Carry cash. You’re not the Queen

Nights out always require having a bob or two in your pocket, but make sure you cover yourself for drinks and not be the annoying one that says ‘do you take cards?’. You might come off as unintentionally inconsiderate if you cannot show up with cash, especially for costs such as paying for a shared cab fare at the end of the night!

If you don’t like having jangly pockets or a purse, you could offer to shoulder the cost of a shared Uber/your regular cabbies on account, too.

Know when to hold ‘em… and when to fold ‘em

A drink or two is fine – just know your limits. Sadly, as much as people say they’ll drink up to their limit, the reality is that they’ll keep going right past it.

Like the 16% we mentioned earlier, drunken antics can easily cross the ‘banter’ line, and the damage is done. Before you get drunk and do something you might regret, or even before other colleagues get rowdy, know when to quit ahead of time!

It’s better to gracefully bow out of an evening with your head in check than stumble in the next day regretting all the drunken things you’ve said. It’s never much fun being the subject of a ‘hilarious drunken antics’ video or gossip.

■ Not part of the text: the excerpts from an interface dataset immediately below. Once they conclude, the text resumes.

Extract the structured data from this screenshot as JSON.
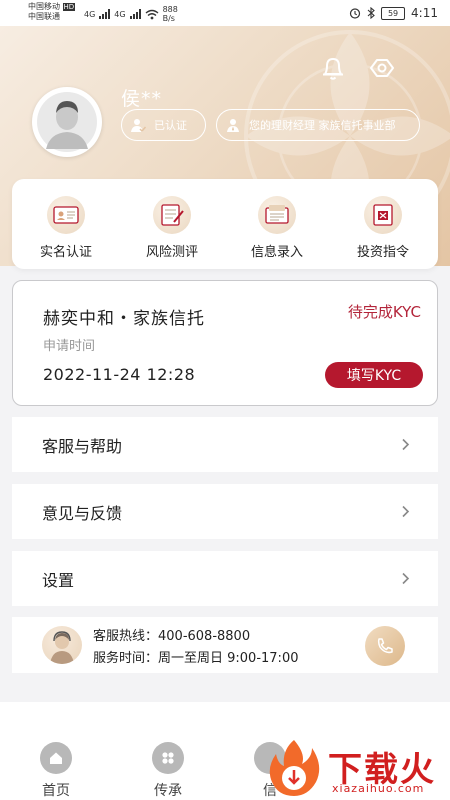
{
  "status_bar": {
    "carrier1": "中国移动",
    "carrier1_tag": "HD",
    "carrier2": "中国联通",
    "net1": "4G",
    "net2": "4G",
    "speed_value": "888",
    "speed_unit": "B/s",
    "battery": "59",
    "time": "4:11"
  },
  "profile": {
    "name": "侯**",
    "verified_label": "已认证",
    "manager_label": "您的理财经理  家族信托事业部"
  },
  "quick_actions": [
    {
      "label": "实名认证",
      "icon": "id-card-icon"
    },
    {
      "label": "风险测评",
      "icon": "risk-form-icon"
    },
    {
      "label": "信息录入",
      "icon": "document-entry-icon"
    },
    {
      "label": "投资指令",
      "icon": "instruction-seal-icon"
    }
  ],
  "kyc_card": {
    "title": "赫奕中和・家族信托",
    "status": "待完成KYC",
    "sub_label": "申请时间",
    "date": "2022-11-24 12:28",
    "button": "填写KYC"
  },
  "menu": [
    {
      "label": "客服与帮助"
    },
    {
      "label": "意见与反馈"
    },
    {
      "label": "设置"
    }
  ],
  "hotline": {
    "phone_line": "客服热线：400-608-8800",
    "hours_line": "服务时间：周一至周日 9:00-17:00"
  },
  "tabs": [
    {
      "label": "首页",
      "icon": "home-icon"
    },
    {
      "label": "传承",
      "icon": "grid-icon"
    },
    {
      "label": "信",
      "icon": "trust-icon"
    }
  ],
  "watermark": {
    "brand": "下载火",
    "domain": "xiazaihuo.com"
  },
  "colors": {
    "accent_red": "#b5182e",
    "gold_header": "#e4c5a4"
  }
}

Also, top tip: pick your tipple for the night and don’t mix things up. Beer, wine and cocktails are nice to have, but not all on the same evening. You’re not obligated to battle with a hangover, even if it helps you justify a fry-up in the morning.

Just turn up anyway and enjoy

Even if you’re not a heavy drinker or one of those who hardly touches a drop, going out for a social with colleagues can be a pleasant ice breaker.

Have a great St. Patrick’s Day and beyond!